You’ve written a great story, right? You’ve gone through the editing process and you’ve broken down your story and put it back together. You’ve written something so amazing one that it will soar through the stars and excel (excuse my dramatic self)
Obviously you have written a great story according to your standards as an author. Then you passed it on to an editor/(s) to cut it down and build it back up again.
The thing is, it doesn’t matter how critical you are on yourself and how much you aspire for perfection — you won’t be able to find those secret corners of your manuscript that will turn a reader with the ultimate self control into an junkie for YOUR words.
And that’s where beta readers come into play…..
When I published my first book, if someone said the words “beta reader” to me, I would’ve looked at them like they were mad — ‘why you making up words?’
But a year and half later, I’m recruiting beta readers for my Christmas novella. Beta readers read through your manuscript after it’s been through all the stages of editing.
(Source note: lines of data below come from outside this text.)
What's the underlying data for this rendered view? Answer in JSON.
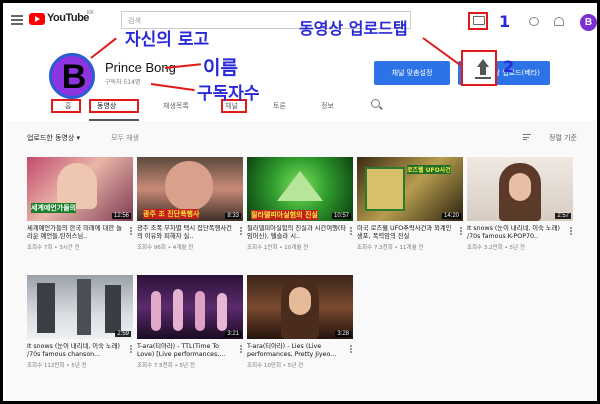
{
  "topbar": {
    "logo_text": "YouTube",
    "logo_region": "KR",
    "search_placeholder": "검색",
    "avatar_letter": "B"
  },
  "channel": {
    "avatar_letter": "B",
    "name": "Prince Bong",
    "subscribers": "구독자 514명",
    "customize_button": "채널 맞춤설정",
    "upload_button": "동영상 업로드(베타)"
  },
  "tabs": [
    {
      "label": "홈"
    },
    {
      "label": "동영상"
    },
    {
      "label": "재생목록"
    },
    {
      "label": "채널"
    },
    {
      "label": "토론"
    },
    {
      "label": "정보"
    }
  ],
  "filter": {
    "main": "업로드한 동영상 ▾",
    "all": "모두 재생",
    "sort": "정렬 기준"
  },
  "videos": [
    {
      "title": "세계예언가들의 한국 미래에 대한 놀라운 예언들,탄허스님..",
      "meta": "조회수 7회 • 3시간 전",
      "duration": "12:56",
      "overlay": "세계예언가들의"
    },
    {
      "title": "광주 조폭 무차별 택시 집단폭행사건의 이유와 피해자 실..",
      "meta": "조회수 96회 • 4개월 전",
      "duration": "8:33",
      "overlay": "광주 조 진단폭행사"
    },
    {
      "title": "필라델피아실험의 진실과 시간여행(타임머신), 텔슬라 시..",
      "meta": "조회수 1만회 • 10개월 전",
      "duration": "10:57",
      "overlay": "필라델피아실험의 진실"
    },
    {
      "title": "미국 로즈웰 UFO추락사건과 외계인 생포, 폭력암의 진실",
      "meta": "조회수 7.3천회 • 11개월 전",
      "duration": "14:20",
      "overlay": "로즈웰 UFO사건"
    },
    {
      "title": "It snows (눈이 내리네, 이숙 노래) /70s famous K-POP70..",
      "meta": "조회수 3.2만회 • 5년 전",
      "duration": "2:57",
      "overlay": ""
    },
    {
      "title": "It snows (눈이 내리네, 이숙 노래) /70s famous chanson...",
      "meta": "조회수 112만회 • 5년 전",
      "duration": "2:59",
      "overlay": ""
    },
    {
      "title": "T-ara(티아라) - TTL(Time To Love) [Live performances,...",
      "meta": "조회수 7.5천회 • 5년 전",
      "duration": "3:21",
      "overlay": ""
    },
    {
      "title": "T-ara(티아라) - Lies (Live performances, Pretty Jiyeo...",
      "meta": "조회수 10만회 • 5년 전",
      "duration": "3:28",
      "overlay": ""
    }
  ],
  "annotations": {
    "logo_label": "자신의 로고",
    "name_label": "이름",
    "subs_label": "구독자수",
    "upload_tab_label": "동영상 업로드탭",
    "num1": "1",
    "num2": "2"
  },
  "colors": {
    "accent": "#2b73e6",
    "annotation_text": "#2929d6",
    "annotation_box": "#e01a1a",
    "avatar": "#8c34e0"
  }
}
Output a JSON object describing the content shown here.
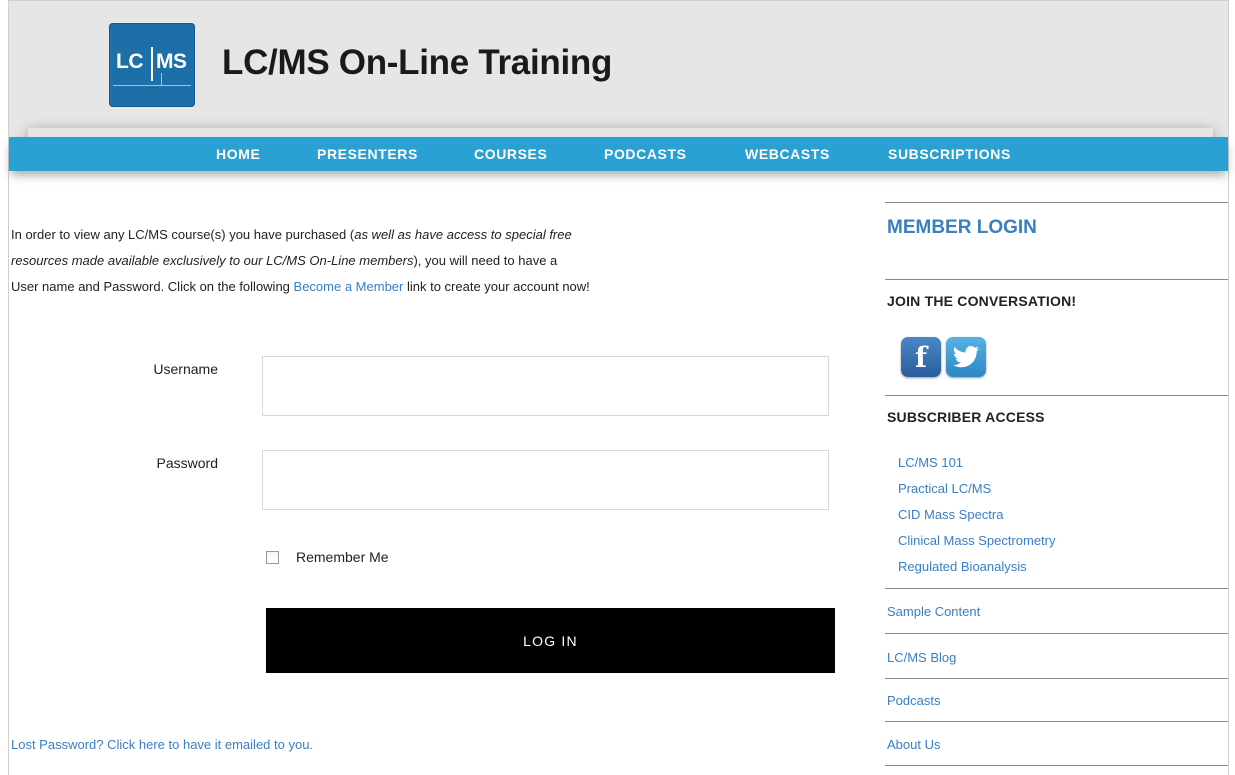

They read the manuscript before it is published just to give some thoughts on the story from a readers point of view.
They are essential because as an author, the story is your baby and there are only so many ways you would be willing to be strict with it. Then your editor would be looking at it like the aunt asked to care for the child — so yeah they may be stricter but there’s a sense of familiarity.
A beta reader is like that one person in the park who sees your child doing something wrong and isn’t afraid to tell you. Yeah sometimes we don’t like that person because we think we’ve done a good job on our own but usually, they are right.
Enough with the family analysis — a beta reader helps tell you what your readers would think. They help to pick up on final areas for clarity and or reorganisation.
When I wrote my Christmas novella, I felt it was a good story — great even (dare I say). But when it came back from beta readers, I knew what I had wasn’t a diamond yet. They pointed out things that I wouldn’t have seen even if I was wearing my reading glasses. They pointed out phrases that maybe weren’t clear or maybe needed a little more explanation.
By the time I finished editing with their recommendations and my editor saw my work, I knew at that time that I had an amazing piece of work. On publication day, my book made it to TOP ten on Apple Books for Fiction and Literature. So, don’t take my word for it, stats speak for themselves.
Thanks for reading.
This post is part of a series I’m starting called Ten Things I learnt from self publishing.